The unwarranted escalation of attacks on Nigeria’s educational institutions by bandits is a manifestation of the near collapse of Nigeria’s security architecture. It does not only portend serious danger for the country, but also reverses the efforts to improve the state of education in Nigeria. As the former Vice President, Atiku Abubakar, recently noted, we must not only ensure that the abducted students are rescued, we must also put in place measures to prevent such attacks in future.
“It is time for us as a nation to face the reality that we have an emergency on our hands; a catastrophe that must be decisively dealt with before it snowballs into an existential crisis,” Atike, who was the presidential candidate of the Peoples Democratic Party in the 2019 election, added.
The alarm raised by Atiku came at the right time. The abduction of students is fast becoming a new normal in Nigeria. Late last month, some undergraduates of the Federal University of Agriculture, Makurdi, Benue State, were abducted but later released some days after. In March, 39 students of the Federal University of Forestry Mechanisation in Kaduna were similarly abducted. Ten of these students were recently released while 29 others are still languishing in captivity.
The plight of the 23 students kidnapped in April from the Greenfield University in the same Kaduna is worse. The bandits demanded N800 million for their release and have viciously killed five of the students. They threatened to kill more if their demand was not fully met. The Kaduna State Governor, Nasir el-Rufai, has vowed never to pay ransom to bandits.
Attack on schools started in April 2014 with the abduction of 276 schoolgirls from their school in Chibok, Borno State by Boko Haram insurgents.
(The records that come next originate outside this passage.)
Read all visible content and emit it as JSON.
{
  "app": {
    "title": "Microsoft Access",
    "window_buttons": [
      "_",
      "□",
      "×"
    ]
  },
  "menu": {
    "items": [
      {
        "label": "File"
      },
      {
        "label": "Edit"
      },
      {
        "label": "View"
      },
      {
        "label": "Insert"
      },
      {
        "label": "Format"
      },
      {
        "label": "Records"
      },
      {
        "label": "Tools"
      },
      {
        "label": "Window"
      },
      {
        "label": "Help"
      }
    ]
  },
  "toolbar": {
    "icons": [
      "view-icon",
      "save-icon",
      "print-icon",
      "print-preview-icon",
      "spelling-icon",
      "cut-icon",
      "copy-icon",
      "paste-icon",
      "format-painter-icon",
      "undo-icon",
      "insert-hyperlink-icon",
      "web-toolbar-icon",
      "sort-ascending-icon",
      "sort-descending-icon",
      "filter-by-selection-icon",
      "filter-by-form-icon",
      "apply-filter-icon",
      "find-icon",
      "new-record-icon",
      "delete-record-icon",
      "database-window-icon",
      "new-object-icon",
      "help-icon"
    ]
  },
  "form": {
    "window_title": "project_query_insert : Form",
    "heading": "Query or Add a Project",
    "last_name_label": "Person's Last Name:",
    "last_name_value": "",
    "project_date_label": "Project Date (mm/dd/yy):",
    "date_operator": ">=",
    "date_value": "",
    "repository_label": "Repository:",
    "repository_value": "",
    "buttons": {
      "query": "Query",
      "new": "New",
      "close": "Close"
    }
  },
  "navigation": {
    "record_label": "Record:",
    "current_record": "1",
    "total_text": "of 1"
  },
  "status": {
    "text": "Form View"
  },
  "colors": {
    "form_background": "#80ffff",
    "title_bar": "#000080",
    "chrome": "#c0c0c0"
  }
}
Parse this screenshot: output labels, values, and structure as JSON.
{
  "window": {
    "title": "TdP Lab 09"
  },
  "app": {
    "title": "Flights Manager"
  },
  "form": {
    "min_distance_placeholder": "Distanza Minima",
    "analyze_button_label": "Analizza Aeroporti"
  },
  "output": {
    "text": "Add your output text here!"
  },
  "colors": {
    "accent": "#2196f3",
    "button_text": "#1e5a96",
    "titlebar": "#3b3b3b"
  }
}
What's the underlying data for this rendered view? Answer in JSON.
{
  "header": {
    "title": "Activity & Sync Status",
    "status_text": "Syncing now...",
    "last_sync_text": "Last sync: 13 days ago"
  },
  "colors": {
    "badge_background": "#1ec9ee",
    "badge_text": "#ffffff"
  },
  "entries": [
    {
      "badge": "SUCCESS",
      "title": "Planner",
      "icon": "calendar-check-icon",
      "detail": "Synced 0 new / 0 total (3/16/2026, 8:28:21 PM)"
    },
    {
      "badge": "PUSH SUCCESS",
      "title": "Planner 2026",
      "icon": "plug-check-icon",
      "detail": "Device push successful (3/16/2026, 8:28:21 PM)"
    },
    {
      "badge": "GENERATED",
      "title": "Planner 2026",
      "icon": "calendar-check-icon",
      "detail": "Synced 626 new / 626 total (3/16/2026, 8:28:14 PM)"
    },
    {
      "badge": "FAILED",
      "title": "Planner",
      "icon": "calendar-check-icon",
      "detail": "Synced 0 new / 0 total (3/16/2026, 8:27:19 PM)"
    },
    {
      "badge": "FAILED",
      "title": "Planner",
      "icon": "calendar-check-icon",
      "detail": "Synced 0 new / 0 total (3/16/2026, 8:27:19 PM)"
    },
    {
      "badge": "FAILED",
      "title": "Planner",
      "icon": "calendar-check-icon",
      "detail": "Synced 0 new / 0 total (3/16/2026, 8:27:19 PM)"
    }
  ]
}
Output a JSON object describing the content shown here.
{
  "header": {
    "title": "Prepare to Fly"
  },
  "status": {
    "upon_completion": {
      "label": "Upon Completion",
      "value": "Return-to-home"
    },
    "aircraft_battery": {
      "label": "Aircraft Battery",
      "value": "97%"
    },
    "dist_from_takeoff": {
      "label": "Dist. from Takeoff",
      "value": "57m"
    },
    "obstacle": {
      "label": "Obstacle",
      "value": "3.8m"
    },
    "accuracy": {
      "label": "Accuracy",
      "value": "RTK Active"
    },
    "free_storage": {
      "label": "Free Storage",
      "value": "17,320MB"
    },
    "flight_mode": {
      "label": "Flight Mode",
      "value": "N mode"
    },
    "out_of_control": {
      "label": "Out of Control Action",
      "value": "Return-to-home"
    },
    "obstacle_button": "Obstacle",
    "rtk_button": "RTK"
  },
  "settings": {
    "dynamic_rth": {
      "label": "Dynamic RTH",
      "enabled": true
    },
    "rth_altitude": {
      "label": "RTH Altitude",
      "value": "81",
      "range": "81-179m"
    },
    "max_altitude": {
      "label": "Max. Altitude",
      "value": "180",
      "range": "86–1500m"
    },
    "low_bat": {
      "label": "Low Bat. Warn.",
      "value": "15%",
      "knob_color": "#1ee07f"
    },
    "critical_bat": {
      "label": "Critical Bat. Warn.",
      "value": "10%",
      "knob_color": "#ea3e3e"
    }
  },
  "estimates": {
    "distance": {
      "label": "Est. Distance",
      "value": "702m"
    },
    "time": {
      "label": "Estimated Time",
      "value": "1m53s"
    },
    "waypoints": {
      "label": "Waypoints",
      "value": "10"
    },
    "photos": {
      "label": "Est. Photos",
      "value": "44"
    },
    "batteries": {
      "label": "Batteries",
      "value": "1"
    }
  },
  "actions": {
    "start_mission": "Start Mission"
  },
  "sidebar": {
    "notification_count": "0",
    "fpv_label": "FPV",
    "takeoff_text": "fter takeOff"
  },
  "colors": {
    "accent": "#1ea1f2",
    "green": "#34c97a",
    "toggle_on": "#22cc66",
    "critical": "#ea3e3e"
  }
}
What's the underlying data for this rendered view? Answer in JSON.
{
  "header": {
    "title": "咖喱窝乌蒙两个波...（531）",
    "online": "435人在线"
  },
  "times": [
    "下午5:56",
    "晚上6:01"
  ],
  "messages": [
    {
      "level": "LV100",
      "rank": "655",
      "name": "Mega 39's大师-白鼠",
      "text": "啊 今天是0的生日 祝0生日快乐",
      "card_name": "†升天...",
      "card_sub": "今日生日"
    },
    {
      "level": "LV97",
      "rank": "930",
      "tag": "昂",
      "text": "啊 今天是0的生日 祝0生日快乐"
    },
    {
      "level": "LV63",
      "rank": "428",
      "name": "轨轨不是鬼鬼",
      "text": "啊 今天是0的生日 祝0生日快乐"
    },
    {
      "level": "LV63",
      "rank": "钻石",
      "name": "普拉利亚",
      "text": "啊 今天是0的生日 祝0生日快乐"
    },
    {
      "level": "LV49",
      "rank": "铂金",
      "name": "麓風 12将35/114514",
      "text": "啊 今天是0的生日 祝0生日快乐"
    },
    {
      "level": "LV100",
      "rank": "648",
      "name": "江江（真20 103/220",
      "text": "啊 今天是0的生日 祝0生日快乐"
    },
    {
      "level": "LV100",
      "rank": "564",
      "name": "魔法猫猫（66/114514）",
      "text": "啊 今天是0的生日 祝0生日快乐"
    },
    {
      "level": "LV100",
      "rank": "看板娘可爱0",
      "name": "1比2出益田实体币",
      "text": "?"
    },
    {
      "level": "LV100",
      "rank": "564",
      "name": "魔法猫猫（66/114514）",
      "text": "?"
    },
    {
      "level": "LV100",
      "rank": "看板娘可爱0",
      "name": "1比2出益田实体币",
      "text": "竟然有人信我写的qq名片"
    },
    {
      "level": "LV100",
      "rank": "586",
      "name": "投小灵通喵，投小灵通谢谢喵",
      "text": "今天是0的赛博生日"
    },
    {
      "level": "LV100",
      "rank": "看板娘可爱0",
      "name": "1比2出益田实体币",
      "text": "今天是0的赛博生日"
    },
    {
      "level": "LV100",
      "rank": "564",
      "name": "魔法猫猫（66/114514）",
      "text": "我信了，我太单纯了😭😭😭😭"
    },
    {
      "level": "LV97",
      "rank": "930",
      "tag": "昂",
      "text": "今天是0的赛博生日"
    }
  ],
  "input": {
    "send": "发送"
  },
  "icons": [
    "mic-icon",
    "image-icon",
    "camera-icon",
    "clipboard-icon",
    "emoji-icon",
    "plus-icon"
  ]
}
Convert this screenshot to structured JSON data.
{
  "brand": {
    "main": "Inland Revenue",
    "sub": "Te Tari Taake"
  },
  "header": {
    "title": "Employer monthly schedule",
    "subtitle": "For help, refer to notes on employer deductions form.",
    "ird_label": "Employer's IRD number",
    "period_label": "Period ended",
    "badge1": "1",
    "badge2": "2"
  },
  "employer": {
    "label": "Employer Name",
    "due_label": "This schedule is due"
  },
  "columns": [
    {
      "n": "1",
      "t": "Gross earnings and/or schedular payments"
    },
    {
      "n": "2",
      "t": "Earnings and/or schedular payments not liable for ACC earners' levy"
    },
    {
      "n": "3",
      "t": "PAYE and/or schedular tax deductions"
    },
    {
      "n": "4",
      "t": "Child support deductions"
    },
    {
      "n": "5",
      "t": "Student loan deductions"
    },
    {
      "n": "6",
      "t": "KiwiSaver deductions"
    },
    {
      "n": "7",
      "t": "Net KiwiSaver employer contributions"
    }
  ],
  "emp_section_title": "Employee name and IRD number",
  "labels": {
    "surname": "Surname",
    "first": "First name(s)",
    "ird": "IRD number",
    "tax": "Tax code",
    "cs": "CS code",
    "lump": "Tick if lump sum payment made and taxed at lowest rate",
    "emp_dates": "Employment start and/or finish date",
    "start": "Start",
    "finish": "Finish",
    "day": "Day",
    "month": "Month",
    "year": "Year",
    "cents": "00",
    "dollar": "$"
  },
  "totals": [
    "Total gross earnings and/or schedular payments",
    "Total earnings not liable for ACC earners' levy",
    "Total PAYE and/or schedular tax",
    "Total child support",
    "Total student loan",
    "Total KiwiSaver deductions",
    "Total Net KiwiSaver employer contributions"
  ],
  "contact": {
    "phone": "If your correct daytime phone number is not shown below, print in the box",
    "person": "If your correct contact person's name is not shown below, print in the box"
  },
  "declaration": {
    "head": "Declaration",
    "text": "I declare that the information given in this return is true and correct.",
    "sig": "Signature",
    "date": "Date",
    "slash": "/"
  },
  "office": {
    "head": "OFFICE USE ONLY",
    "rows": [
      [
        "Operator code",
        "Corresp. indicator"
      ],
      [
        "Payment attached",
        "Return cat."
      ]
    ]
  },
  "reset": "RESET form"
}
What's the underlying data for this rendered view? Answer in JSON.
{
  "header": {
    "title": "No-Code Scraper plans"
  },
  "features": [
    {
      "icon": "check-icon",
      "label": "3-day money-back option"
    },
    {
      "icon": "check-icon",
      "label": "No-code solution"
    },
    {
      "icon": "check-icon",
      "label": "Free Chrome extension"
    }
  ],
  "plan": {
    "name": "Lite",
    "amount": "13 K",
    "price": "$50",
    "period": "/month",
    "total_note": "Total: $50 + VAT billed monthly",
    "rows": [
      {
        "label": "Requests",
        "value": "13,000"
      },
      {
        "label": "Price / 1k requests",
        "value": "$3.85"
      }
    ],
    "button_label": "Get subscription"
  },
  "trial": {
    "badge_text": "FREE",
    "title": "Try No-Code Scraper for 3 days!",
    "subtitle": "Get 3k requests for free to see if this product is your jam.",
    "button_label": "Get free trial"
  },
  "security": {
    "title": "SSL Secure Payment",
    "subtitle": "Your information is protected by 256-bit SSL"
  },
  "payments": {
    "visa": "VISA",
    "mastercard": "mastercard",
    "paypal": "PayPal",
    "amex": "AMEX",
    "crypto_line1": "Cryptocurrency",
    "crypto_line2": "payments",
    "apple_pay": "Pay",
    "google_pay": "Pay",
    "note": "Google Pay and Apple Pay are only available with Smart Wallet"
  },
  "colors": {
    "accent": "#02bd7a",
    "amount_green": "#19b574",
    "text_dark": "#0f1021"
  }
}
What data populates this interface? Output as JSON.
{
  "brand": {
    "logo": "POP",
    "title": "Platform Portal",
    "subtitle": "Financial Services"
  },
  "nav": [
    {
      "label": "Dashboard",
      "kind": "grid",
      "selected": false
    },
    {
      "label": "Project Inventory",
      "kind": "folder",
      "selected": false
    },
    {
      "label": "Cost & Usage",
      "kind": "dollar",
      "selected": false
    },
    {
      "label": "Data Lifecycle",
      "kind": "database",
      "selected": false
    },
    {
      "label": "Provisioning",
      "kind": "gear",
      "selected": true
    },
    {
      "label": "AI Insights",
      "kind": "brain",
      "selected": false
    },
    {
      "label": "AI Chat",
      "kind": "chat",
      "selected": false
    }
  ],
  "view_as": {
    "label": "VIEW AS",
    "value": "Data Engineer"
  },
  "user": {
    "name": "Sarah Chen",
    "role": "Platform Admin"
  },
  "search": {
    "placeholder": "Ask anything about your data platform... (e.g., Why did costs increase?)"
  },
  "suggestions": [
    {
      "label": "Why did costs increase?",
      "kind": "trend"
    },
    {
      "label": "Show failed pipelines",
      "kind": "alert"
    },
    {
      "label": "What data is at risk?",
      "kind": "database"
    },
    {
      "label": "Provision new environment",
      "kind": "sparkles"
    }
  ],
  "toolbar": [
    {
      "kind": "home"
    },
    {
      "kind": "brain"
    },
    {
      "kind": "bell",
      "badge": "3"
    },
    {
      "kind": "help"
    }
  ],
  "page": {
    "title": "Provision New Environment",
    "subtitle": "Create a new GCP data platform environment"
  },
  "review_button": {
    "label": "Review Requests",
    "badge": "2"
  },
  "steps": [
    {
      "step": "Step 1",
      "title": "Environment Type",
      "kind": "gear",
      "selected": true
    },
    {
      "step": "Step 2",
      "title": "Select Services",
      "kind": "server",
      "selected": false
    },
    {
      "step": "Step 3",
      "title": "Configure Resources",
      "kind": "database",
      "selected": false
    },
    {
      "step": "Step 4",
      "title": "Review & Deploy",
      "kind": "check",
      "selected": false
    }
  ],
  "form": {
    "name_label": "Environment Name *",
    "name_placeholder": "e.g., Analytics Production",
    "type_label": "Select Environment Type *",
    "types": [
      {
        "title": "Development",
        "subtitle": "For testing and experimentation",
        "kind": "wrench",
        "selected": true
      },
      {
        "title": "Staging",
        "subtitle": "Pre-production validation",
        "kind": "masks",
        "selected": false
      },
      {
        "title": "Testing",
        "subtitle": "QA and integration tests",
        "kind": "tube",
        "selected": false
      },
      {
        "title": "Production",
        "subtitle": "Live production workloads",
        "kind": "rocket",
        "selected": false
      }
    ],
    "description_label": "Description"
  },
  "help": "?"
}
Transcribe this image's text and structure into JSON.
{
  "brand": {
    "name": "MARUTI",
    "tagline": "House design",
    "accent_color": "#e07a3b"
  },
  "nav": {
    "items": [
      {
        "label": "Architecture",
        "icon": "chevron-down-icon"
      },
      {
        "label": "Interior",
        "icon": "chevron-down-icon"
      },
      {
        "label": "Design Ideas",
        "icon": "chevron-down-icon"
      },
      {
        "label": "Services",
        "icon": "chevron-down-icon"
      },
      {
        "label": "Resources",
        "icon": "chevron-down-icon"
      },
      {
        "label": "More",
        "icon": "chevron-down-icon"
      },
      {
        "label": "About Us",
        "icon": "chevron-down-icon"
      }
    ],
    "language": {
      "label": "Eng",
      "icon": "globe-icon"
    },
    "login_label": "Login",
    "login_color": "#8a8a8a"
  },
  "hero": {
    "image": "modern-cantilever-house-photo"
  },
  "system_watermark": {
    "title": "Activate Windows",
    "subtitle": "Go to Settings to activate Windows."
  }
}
Between October 2016 and May 2017, over 100 of these girls were released by the terrorists whose strange ideology is that Western education is a sin. Many of the girls are still in captivity.
In February 2018, the terrorists invaded the Government Secondary School in Dapchi, Yobe State and kidnapped 110 schoolgirls. They eventually released 105 of these girls as four of them had earlier died in custody while one, Leah Sharibu, is still held captive.
In December last year, it was the turn of Government Science Secondary School in Kankara, Katsina State. Over 300 schoolboys were kidnapped and taken to a forest in Zamfara State. They were released six days after. In February this year, some bandits invaded Government Science Secondary School, Kagara, in Rafi Local Government Area of Niger State. About 27 schoolboys and 15 workers of the school were kidnapped and later released after some days in captivity. One of the students was killed during the operation. Two months ago, a similar incident happened in Government Girls Secondary School, Jangebe in Zamfara State, where over 300 schoolgirls were victims. Schools have become soft targets, where bandits abduct many students for huge ransom with which they buy sophisticated weapons to continue their nefarious activities. It is worthy to note that any attack on schools is an attack on youths and the future of the country. These children may likely grow with the trauma of abduction for life.
Besides, when safety of students is not guaranteed, parents will have no option than to withdraw their children. The very few who can afford it will send them to schools abroad. Our education system will be the worst hit. Already, school enrolment, especially in the North, is very poor. Currently, Nigeria has over 13 million out-of-school children. These attacks will worsen the situation and nullify efforts to bridge the yawning enrolment gap. No doubt, the world is watching Nigeria. Our image has definitely taken a nosedive. And with the current state of insecurity, attracting foreign investment will be a mirage.
Government should come up with workable measures to secure schools and stop the current abduction of students. Judging from the high number of schools in the country, it may not be feasible to post security agents to all schools in Nigeria. Even if security operatives are posted, they may not have the firepower to contain the bandits who usually move in large numbers and with sophisticated weapons. We need state police at this period to complement the efforts of the central police.
What the government should do is to step up intelligence gathering and sharing. An attack can be contained if there is a prior knowledge of it. All citizens and stakeholders must help in passing relevant information to the police. Security agents are human and can only act based on information available to them.
Government should also listen to people like Atiku and do the needful. It should revive the safe school initiative launched in 2014 to promote safety of pupils, teachers and facilities in our schools. Relevant agencies should embark on value reorientation of the citizens. Youths must be made to realise that crime does not pay.